**What is needed**
Scan the data below for the string "Security". Copy every line where it appears.
....................
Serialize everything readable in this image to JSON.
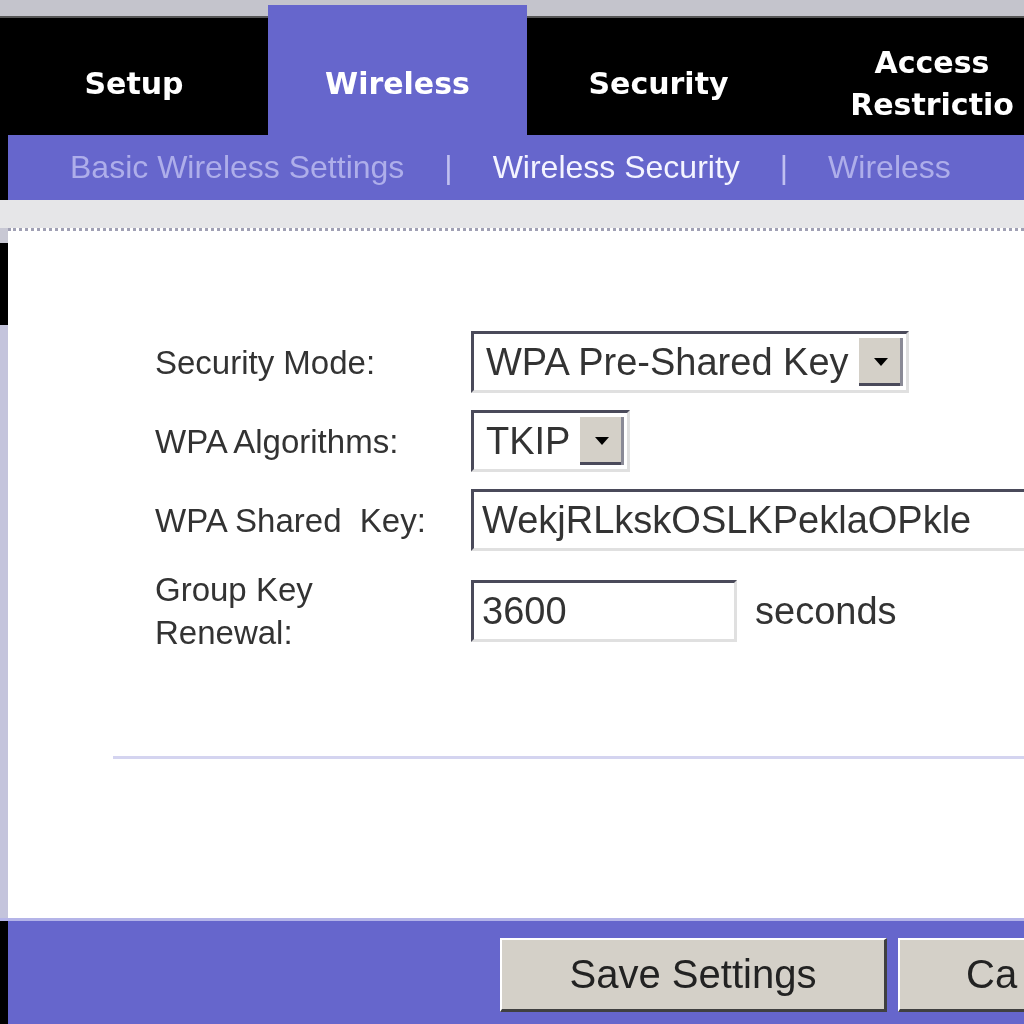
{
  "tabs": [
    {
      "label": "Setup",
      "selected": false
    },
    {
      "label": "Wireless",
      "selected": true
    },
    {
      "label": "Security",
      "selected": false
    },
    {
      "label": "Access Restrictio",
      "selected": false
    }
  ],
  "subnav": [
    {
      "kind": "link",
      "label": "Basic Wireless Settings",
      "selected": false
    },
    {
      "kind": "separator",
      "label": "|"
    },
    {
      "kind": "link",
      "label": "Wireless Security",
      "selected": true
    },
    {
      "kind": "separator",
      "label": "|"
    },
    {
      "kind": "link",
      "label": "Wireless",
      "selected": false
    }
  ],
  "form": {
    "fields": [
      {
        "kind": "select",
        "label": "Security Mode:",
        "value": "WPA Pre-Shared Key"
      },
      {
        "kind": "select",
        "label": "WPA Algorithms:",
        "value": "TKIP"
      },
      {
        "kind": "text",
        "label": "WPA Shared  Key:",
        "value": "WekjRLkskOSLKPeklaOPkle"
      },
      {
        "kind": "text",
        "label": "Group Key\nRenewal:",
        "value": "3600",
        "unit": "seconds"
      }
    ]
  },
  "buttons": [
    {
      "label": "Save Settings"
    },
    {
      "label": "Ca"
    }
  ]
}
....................
**Your solution**
      "label": "Security",
      "label": "Wireless Security",
        "label": "Security Mode:",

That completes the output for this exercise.